“Nobody but nobody will ever put a cartoon bird on one of my cars.” The threat from Dick Macadam was real enough that he poked an executive vice president of Chrysler in the chest to hammer his point home. And in that moment, in that hallway in Highland Park, the Plymouth Road Runner nearly died before it was born. It took the persistence and vision of John L. “Jack” Smith — who died last week at the age of 94 — to make sure that the cartoon bird would become the most beloved Looney Tunes member among the muscle car crowd.

Smith, at the time a manager for product planning for the Belvedere, never took credit for actually coming up with the idea. Rather, he always attributed that to his “ace assistant,” Gordon Cherry. Still, the Road Runner wouldn’t have happened without Smith.

As he related in an interview with Hemmings Muscle Machines for its January 2009 issue, Bob Anderson, then the new executive vice president of sales and marketing for Chrysler and Plymouth (and the guy who stylist Macadam poked in the chest), wanted to do something to capture the burgeoning youth market that Lee Iaccoca and his cohorts so accurately targeted with the Mustang.

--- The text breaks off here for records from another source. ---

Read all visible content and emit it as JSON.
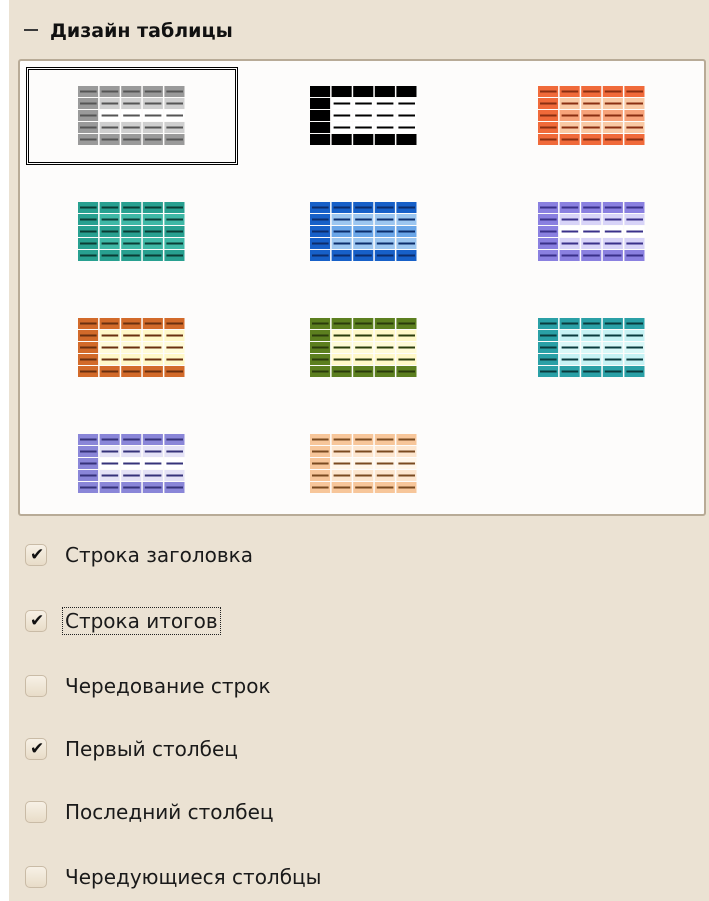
{
  "panel": {
    "title": "Дизайн таблицы",
    "collapse_icon": "collapse-minus-icon"
  },
  "table_styles": [
    {
      "name": "gray",
      "selected": true,
      "header": "#9a9a9a",
      "stripe": "#cfcfcf",
      "body": "#ffffff",
      "line": "#555555",
      "first_col": "#9a9a9a"
    },
    {
      "name": "black",
      "selected": false,
      "header": "#000000",
      "stripe": "#ffffff",
      "body": "#ffffff",
      "line": "#000000",
      "first_col": "#000000"
    },
    {
      "name": "orange-red",
      "selected": false,
      "header": "#f06a3a",
      "stripe": "#f9c9a4",
      "body": "#f7a37a",
      "line": "#8a2f12",
      "first_col": "#f06a3a"
    },
    {
      "name": "teal",
      "selected": false,
      "header": "#28a090",
      "stripe": "#3fb8a6",
      "body": "#28a090",
      "line": "#0b3c35",
      "first_col": "#28a090"
    },
    {
      "name": "blue",
      "selected": false,
      "header": "#1760c8",
      "stripe": "#9cc6f0",
      "body": "#6aa6e8",
      "line": "#0c2d6b",
      "first_col": "#1760c8"
    },
    {
      "name": "lavender",
      "selected": false,
      "header": "#8a80e0",
      "stripe": "#d8d4f8",
      "body": "#ffffff",
      "line": "#3a318a",
      "first_col": "#8a80e0"
    },
    {
      "name": "brown-yellow",
      "selected": false,
      "header": "#d26a2a",
      "stripe": "#fff8c8",
      "body": "#fffbd8",
      "line": "#6a3010",
      "first_col": "#d26a2a"
    },
    {
      "name": "green",
      "selected": false,
      "header": "#5c7f1f",
      "stripe": "#fff8c8",
      "body": "#fffbd8",
      "line": "#2b3c0c",
      "first_col": "#5c7f1f"
    },
    {
      "name": "cyan",
      "selected": false,
      "header": "#2aa0a6",
      "stripe": "#c6f2f4",
      "body": "#d9f8f8",
      "line": "#0a3b3e",
      "first_col": "#2aa0a6"
    },
    {
      "name": "periwinkle",
      "selected": false,
      "header": "#8a86d8",
      "stripe": "#e4e2f6",
      "body": "#ffffff",
      "line": "#36337a",
      "first_col": "#8a86d8"
    },
    {
      "name": "peach",
      "selected": false,
      "header": "#f7c69a",
      "stripe": "#fde6cf",
      "body": "#fff6ea",
      "line": "#7a4a20",
      "first_col": "#f7c69a"
    }
  ],
  "options": [
    {
      "label": "Строка заголовка",
      "checked": true,
      "focused": false
    },
    {
      "label": "Строка итогов",
      "checked": true,
      "focused": true
    },
    {
      "label": "Чередование строк",
      "checked": false,
      "focused": false
    },
    {
      "label": "Первый столбец",
      "checked": true,
      "focused": false
    },
    {
      "label": "Последний столбец",
      "checked": false,
      "focused": false
    },
    {
      "label": "Чередующиеся столбцы",
      "checked": false,
      "focused": false
    }
  ],
  "colors": {
    "panel_bg": "#ebe2d3",
    "grid_bg": "#fdfcfb",
    "grid_border": "#b8ab97"
  }
}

Enter Smith. A former mechanical engineer for Studebaker, he’d joined Chrysler in 1957 and at the time ran a hotted-up Belvedere on the streets of Detroit. The year prior, he helped create the Plymouth GTX to compete with the Pontiac GTO, and in a short time he’d help put Mod Tops on Plymouth and Dodge products. To answer Anderson’s missive, he and his boss Joe Sturm, then the product planner for all of Plymouth, got their heads together and considered the letter Brock Yates had written to Anderson in 1966, in which Yates suggested “taking a midsize two-door, stripping it down, making it cheap and light, and stuffing in the biggest engine you got,” as Smith paraphrased.

“Kids back then wanted big brakes, a harder suspension, and a four on the floor, and my objective was to have something that could do the quarter in under 15 and over 100 with a sticker under $3,000,” Smith said. “We couldn’t bring ourselves to strip it completely down — we still wanted something marketable.”

As Aaron Severson wrote, Cherry came up with the Road Runner idea while watching Saturday morning cartoons with his kids and had to explain the schtick to Smith. From there, Smith “almost overnight” pulled the Road Runner concept together, aided largely by the work he’d already done on his own Belvedere.

“We tinkertoyed that car together from parts we already had,” he said. “We loaded the Belvedere with police components — suspension, steering, brakes, wheels, the 383 — and added the louvered hood from the GTX. Our total tooling for parts unique to the Road Runner was under $500. The big tooling item on the whole car was the horn — I found one made by Sparton for military vehicles.”

As Smith pointed out, had there been no Road Runner, “you still could’ve put one together.” Due to Macadam, that was nearly the case, but Smith had already secured the rights to use the Road Runner image from Warner Brothers, so he proposed putting the bird decals in the glovebox and letting the owner decide where to put them. Macadam relented, likely out of fear over where exactly the intended buyer might stick the decals.

“He still didn’t like it, but he said ‘I get to pick the bird,'” Smith said. “So I bundled all the drawings together and out of all these wonderful speed and color images, he picked the black-and-white bird walking.”

Smith’s concession gave the car not only its chance at production, it also didn’t matter in the long run: Later production versions of the Road Runner gained colorful running bird graphics, and the marketing materials all took the co-branding and (*ahem*) ran with it.

Not long after helping develop the Road Runner and the Mod Tops, Smith “got promoted away from” his Belvedere job to other product planning duties. According to David Zatz at Allpar, who initially reported Smith’s death, Smith eventually returned to the engineering side of Chrysler and retired in 1980 as chief engineer of vehicle emissions and fuel economy planning.

Smith died on Friday. Zatz reported that Smith requested no funeral service.